Since all the webpages are stored as balanced trees and within those trees, the nodes store content data in balanced trees, search for a specific page (i.e. URL) could be done in O(log n) time. The good thing about balanced trees within balanced trees is that any other type of search that might access fields in the nodes will take at most O(log n) time. Since data on the internet is so large, worst-case running times do provide a good estimation as smaller orders such as constants (accessing data) do not really affect running time. As a result of processing terabytes of data, frequency of crawls, and the general expectations of speed on the internet, algorithms with the smallest possible big-O are the most desirable. Fast algorithms will be able to service the large amount of people using the search engine everyday in good time.
Caching Web Pages
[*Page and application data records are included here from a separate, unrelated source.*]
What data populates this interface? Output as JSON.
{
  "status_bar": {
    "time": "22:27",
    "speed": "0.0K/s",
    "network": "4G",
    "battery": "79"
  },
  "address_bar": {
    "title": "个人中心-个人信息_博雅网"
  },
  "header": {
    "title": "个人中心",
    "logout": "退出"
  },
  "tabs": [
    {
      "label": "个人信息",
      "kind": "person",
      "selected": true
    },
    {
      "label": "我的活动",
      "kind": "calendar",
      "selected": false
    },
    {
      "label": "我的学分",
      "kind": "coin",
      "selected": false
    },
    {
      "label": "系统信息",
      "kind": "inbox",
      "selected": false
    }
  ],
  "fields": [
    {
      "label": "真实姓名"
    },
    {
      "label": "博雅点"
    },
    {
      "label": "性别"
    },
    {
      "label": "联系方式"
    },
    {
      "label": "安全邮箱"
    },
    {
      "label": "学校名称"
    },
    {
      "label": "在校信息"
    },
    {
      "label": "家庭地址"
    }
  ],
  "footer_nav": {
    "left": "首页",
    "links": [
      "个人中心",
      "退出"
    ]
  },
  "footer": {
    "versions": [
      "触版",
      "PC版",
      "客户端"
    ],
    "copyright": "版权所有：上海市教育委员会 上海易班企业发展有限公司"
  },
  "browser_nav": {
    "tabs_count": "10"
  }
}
Although the caching of every examined page may seem like an impossible task, it is indeed what Google does. Google employs a compression technique on each document that trades off speed for file size. Its 3:1 compression ratio allows moderate space-saving while still retaining adequate retrieval speed. Each document is stored with a docID, length, and URL. In addition to this central repository, a document index, lexicon, hit list, and hit list indexes are stored as well. The document index stores in each entry the current document status, a pointer into the repository, a document checksum, and various statistics. The hit list corresponds to a list of occurrences of a particular word in a particular document including position, font, and capitalization information. All of this information is then used to create the hit list indexes, which record the docID of a document that contains the words in the hit list. Even the queries themselves are cached, resulting in faster search times should the same query be repeated. The result of these data structures blended together is a fast and accurate return of the pages requested by users. Frequency of Web Crawls and Changing Web pages In order to keep track of what pages have or have not changed, a record of the time of last access of any page needs to be maintained. Any further attempt to access the same page in less than the specified period of time is rejected and “local copy up to date” condition is signaled. If a page has been accessed previously, the HTTP HEAD access method is used to determine the last modified date of the current remote version. If this is unchanged from the last modified date of the current local copy then no further network traffic ensues and “local copy up to date” condition is signaled. If the remote version has changed then an HTTP GET access gets the new copy.
A search engine needs to maintain information about the last 10 accesses or attempted accesses to a resource. The stored information includes the date of access, time needed for transfer, amount of data transferred and the HTTP status code [right name]. In the internal database the status code is extended with non-standard to indicate various types of communication failure. If successive access attempts fail, the page is assumed to be no longer available. It is marked as such and may still be included in the database but is presented to the searching user with a warning. Eventually the page will be eliminated entirely from the database.